PROVIDED RECORDS section start

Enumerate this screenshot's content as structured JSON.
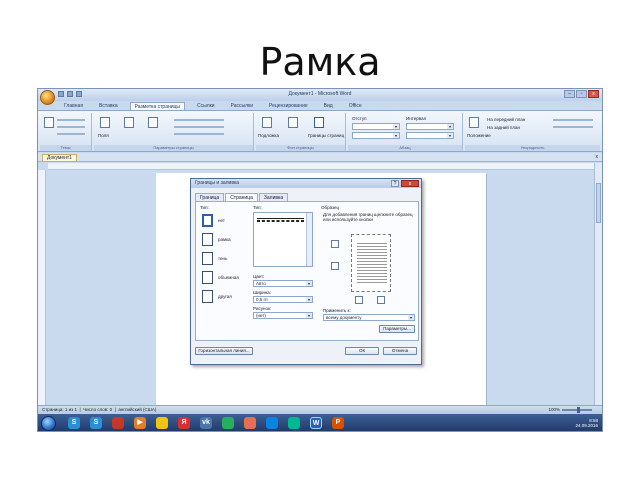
{
  "slide": {
    "title": "Рамка"
  },
  "window": {
    "title": "Документ1 - Microsoft Word",
    "controls": [
      "–",
      "▫",
      "x"
    ]
  },
  "ribbon": {
    "tabs": [
      "Главная",
      "Вставка",
      "Разметка страницы",
      "Ссылки",
      "Рассылки",
      "Рецензирование",
      "Вид",
      "Office"
    ],
    "active_tab_index": 2,
    "groups": [
      "Темы",
      "Параметры страницы",
      "Фон страницы",
      "Абзац",
      "Упорядочить"
    ],
    "items": {
      "margins": "Поля",
      "page_color": "Цвет страницы",
      "page_borders": "Границы страниц",
      "watermark": "Подложка",
      "indent": "Отступ",
      "spacing": "Интервал",
      "position": "Положение",
      "bring_forward": "На передний план",
      "send_backward": "На задний план"
    }
  },
  "document": {
    "tab_label": "Документ1",
    "close": "x"
  },
  "dialog": {
    "title": "Границы и заливка",
    "help": "?",
    "close": "x",
    "tabs": [
      "Граница",
      "Страница",
      "Заливка"
    ],
    "active_tab_index": 1,
    "type_label": "Тип:",
    "types": [
      "нет",
      "рамка",
      "тень",
      "объемная",
      "другая"
    ],
    "selected_type_index": 0,
    "style_label": "Тип:",
    "color_label": "Цвет:",
    "color_value": "Авто",
    "width_label": "Ширина:",
    "width_value": "0,5 пт",
    "art_label": "Рисунок:",
    "art_value": "(нет)",
    "preview_label": "Образец",
    "preview_hint": "Для добавления границ щелкните образец или используйте кнопки",
    "apply_label": "Применить к:",
    "apply_value": "всему документу",
    "options_button": "Параметры...",
    "hline_button": "Горизонтальная линия...",
    "ok_button": "ОК",
    "cancel_button": "Отмена"
  },
  "status": {
    "page": "Страница: 1 из 1",
    "words": "Число слов: 0",
    "language": "английский (США)",
    "zoom": "100%"
  },
  "taskbar": {
    "clock_time": "8:58",
    "clock_date": "24.09.2016"
  }
}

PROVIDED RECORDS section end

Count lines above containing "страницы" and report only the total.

4